### Exercise instructions
Pull out every line with the word "JSON" from the entries below.

### Task data
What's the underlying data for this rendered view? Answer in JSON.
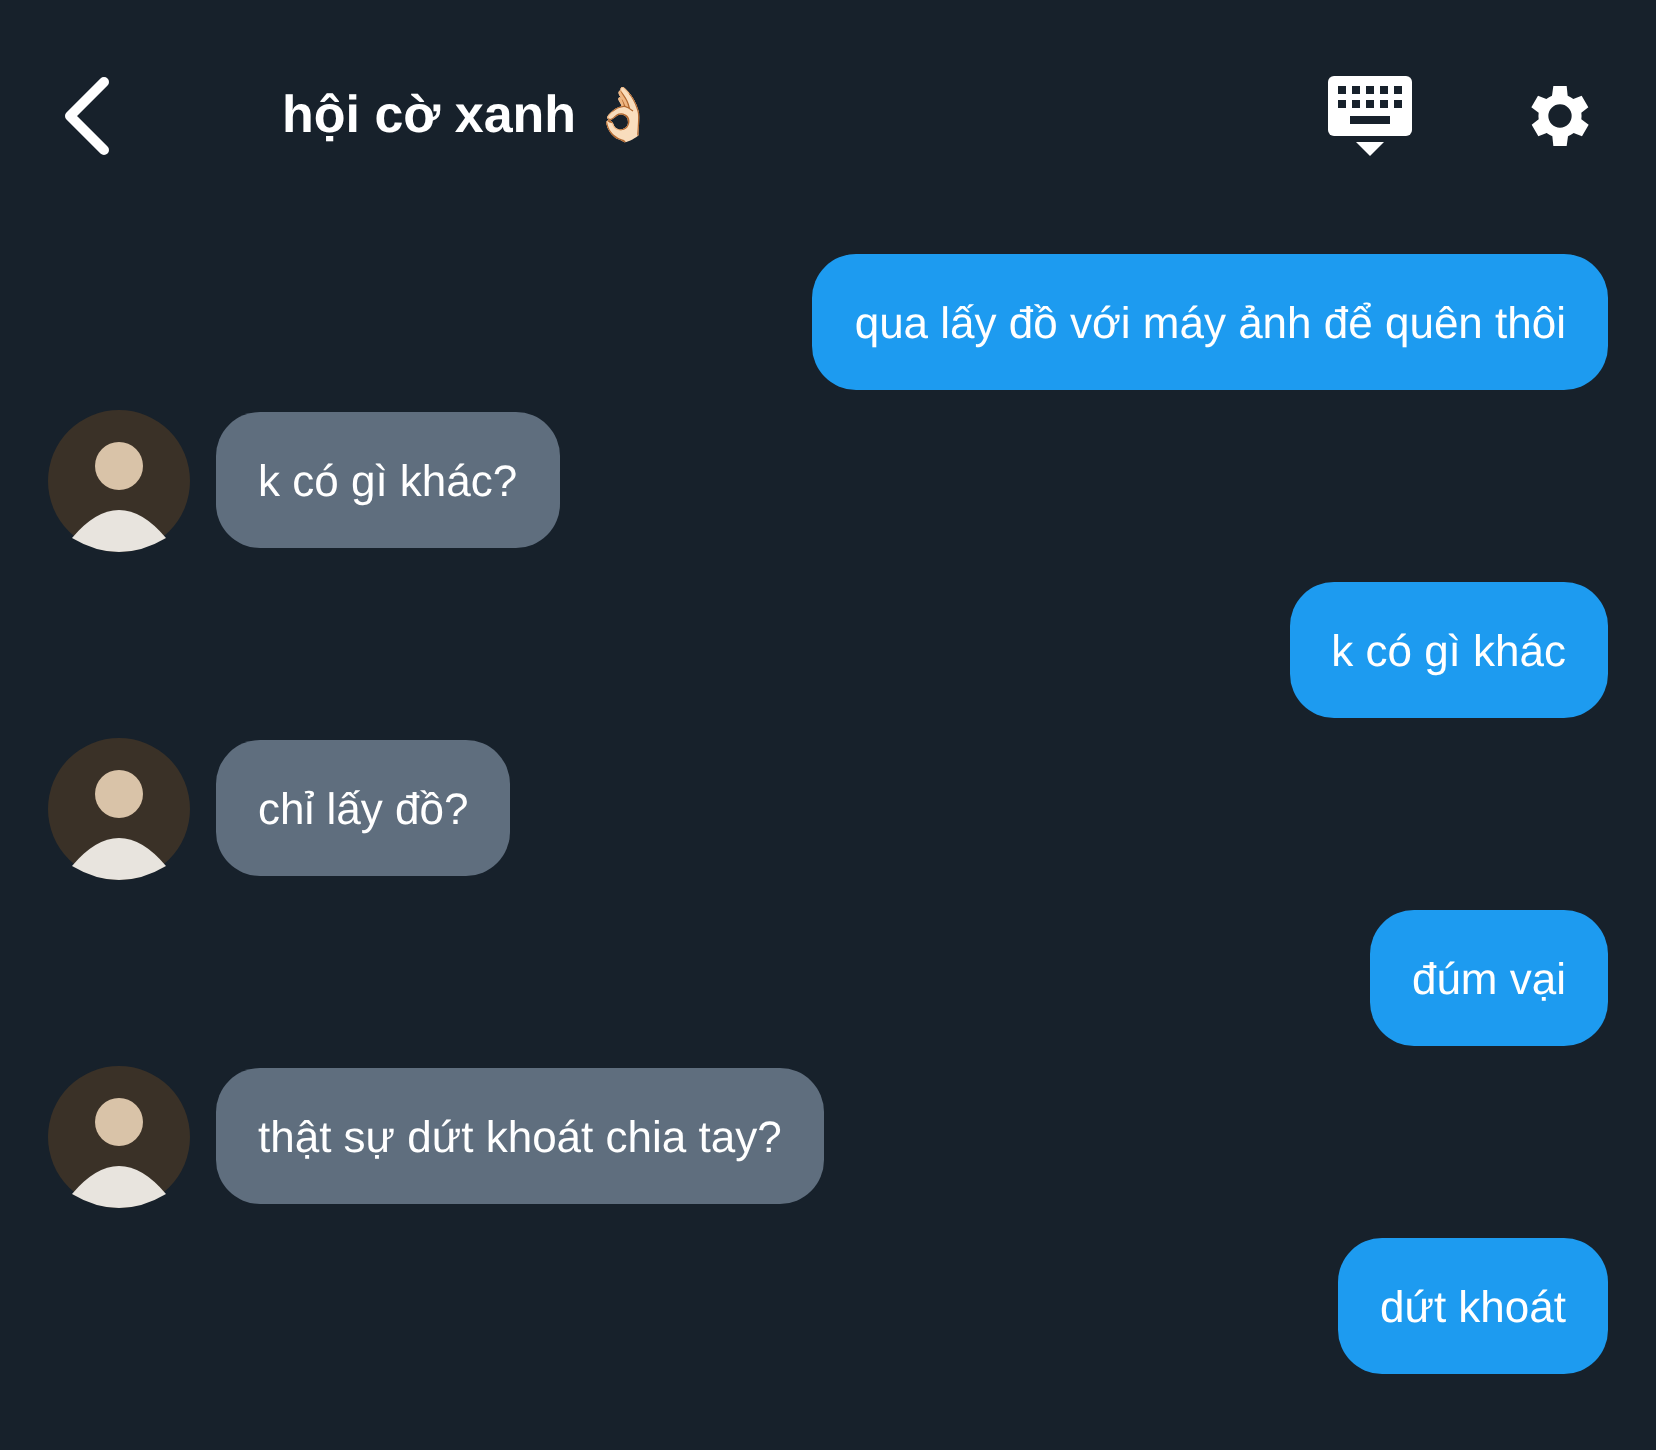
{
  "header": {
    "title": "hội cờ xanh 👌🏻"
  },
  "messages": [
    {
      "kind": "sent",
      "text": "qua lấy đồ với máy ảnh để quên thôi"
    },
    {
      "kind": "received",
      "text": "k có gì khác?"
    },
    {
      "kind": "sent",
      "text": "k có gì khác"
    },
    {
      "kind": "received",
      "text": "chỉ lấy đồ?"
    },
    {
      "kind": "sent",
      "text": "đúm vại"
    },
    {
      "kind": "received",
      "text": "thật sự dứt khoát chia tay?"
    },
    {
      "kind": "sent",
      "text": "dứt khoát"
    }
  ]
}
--
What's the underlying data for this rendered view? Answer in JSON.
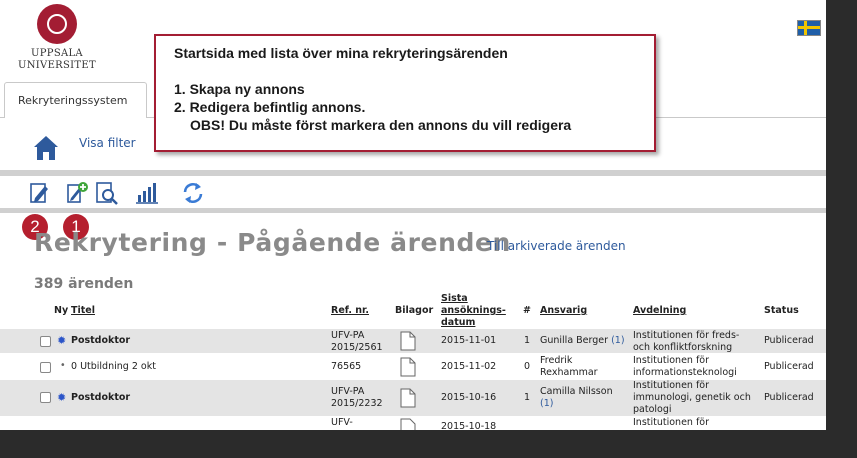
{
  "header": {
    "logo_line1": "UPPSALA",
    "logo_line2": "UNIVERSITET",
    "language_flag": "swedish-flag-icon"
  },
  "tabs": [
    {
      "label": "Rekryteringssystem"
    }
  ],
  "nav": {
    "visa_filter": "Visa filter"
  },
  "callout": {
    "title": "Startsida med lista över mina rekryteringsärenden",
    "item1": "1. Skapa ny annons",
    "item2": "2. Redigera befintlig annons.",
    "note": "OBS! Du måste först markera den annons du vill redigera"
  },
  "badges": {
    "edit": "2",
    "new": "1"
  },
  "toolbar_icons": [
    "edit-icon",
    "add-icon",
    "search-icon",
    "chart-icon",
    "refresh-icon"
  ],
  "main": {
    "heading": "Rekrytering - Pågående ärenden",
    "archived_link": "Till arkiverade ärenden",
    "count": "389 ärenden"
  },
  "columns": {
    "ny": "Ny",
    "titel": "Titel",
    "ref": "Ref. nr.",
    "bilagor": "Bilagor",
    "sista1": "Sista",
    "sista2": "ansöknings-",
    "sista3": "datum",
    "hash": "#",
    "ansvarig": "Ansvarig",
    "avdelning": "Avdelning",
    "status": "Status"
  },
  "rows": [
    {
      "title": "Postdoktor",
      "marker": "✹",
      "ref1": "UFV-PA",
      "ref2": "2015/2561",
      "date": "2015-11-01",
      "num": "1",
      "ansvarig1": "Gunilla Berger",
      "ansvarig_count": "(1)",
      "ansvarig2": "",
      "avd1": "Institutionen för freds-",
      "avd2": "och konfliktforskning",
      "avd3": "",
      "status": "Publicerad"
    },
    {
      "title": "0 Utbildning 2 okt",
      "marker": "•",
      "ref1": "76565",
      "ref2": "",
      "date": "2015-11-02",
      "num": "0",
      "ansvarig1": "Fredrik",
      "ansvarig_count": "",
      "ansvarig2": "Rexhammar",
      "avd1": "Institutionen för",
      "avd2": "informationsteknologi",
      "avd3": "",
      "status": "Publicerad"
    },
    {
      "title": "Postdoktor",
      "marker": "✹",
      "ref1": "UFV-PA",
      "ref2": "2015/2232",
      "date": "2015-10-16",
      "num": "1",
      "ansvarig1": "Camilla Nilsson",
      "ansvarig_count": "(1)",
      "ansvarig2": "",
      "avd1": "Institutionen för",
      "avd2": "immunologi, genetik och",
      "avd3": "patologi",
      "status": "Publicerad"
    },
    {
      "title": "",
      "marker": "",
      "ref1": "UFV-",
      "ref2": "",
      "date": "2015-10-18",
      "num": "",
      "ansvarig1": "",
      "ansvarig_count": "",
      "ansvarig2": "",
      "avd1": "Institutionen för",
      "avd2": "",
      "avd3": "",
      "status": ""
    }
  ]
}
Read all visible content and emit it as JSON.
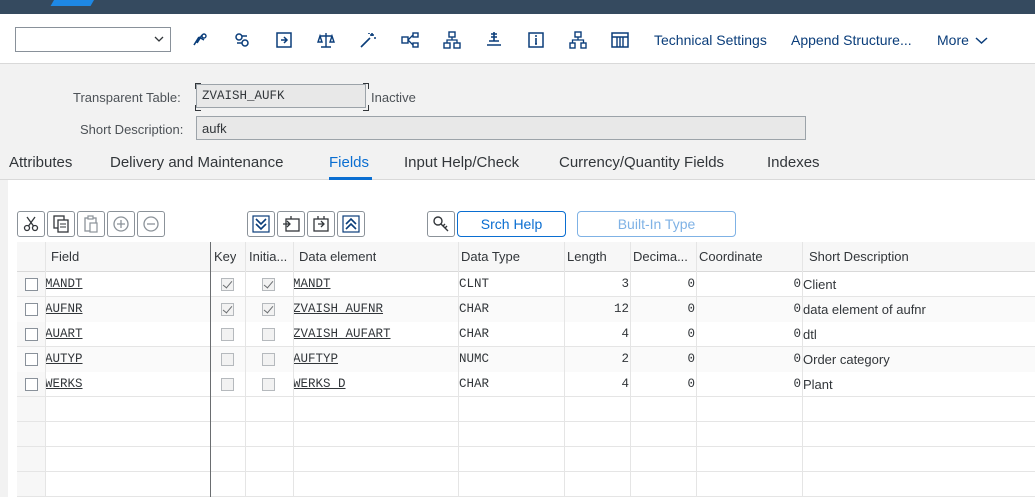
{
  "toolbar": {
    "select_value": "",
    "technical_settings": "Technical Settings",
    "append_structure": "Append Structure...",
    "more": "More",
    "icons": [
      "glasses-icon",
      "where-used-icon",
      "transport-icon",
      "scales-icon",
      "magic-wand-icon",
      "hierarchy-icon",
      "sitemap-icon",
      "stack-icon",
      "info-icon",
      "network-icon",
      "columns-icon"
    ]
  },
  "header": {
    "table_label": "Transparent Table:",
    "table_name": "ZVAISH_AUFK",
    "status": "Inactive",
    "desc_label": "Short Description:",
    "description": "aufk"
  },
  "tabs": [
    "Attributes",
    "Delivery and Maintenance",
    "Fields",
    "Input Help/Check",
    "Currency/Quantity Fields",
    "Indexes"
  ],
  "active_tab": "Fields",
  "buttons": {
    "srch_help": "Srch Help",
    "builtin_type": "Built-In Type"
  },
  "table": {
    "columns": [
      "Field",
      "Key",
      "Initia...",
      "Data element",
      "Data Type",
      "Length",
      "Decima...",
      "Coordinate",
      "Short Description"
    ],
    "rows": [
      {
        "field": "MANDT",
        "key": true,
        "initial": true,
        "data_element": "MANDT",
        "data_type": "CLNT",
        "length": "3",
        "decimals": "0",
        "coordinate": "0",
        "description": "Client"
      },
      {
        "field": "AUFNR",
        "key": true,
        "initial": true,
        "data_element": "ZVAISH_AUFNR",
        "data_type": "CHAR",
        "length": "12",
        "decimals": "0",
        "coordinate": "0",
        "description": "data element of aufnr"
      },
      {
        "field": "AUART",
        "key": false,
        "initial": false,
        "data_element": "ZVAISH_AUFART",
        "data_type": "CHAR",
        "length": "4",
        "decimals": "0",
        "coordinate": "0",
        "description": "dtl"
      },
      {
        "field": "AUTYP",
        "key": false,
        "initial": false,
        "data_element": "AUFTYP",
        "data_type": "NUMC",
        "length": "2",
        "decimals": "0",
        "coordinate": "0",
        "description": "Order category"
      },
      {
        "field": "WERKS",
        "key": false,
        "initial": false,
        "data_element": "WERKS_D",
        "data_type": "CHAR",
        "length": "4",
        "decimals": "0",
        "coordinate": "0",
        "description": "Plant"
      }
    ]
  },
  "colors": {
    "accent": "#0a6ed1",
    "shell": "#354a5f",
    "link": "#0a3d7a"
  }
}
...
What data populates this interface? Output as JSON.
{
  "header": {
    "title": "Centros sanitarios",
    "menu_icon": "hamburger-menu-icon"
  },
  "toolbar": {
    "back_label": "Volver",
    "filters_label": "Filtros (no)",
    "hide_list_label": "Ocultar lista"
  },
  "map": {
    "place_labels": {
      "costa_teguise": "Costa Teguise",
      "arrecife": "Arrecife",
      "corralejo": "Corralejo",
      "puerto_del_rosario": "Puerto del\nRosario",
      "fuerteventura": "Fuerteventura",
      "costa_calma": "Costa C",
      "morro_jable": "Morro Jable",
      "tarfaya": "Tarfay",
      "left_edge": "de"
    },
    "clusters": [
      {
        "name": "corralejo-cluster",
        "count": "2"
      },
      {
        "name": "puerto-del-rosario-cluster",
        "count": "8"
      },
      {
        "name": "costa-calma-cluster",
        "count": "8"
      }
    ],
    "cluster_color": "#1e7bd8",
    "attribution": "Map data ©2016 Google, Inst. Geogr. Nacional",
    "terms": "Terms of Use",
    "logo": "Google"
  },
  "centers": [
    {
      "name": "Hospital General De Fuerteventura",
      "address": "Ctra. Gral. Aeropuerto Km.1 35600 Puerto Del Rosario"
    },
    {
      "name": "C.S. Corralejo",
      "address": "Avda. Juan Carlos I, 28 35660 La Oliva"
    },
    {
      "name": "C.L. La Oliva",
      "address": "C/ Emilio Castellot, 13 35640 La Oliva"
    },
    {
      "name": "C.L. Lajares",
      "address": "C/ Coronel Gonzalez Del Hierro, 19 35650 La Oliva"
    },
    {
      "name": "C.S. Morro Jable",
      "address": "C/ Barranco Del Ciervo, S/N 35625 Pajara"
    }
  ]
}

### Answer area
What's the underlying data for this rendered view? Answer in JSON.
What's the underlying data for this rendered view? Answer in JSON.
Read all visible content and emit it as JSON.
What data populates this interface? Output as JSON.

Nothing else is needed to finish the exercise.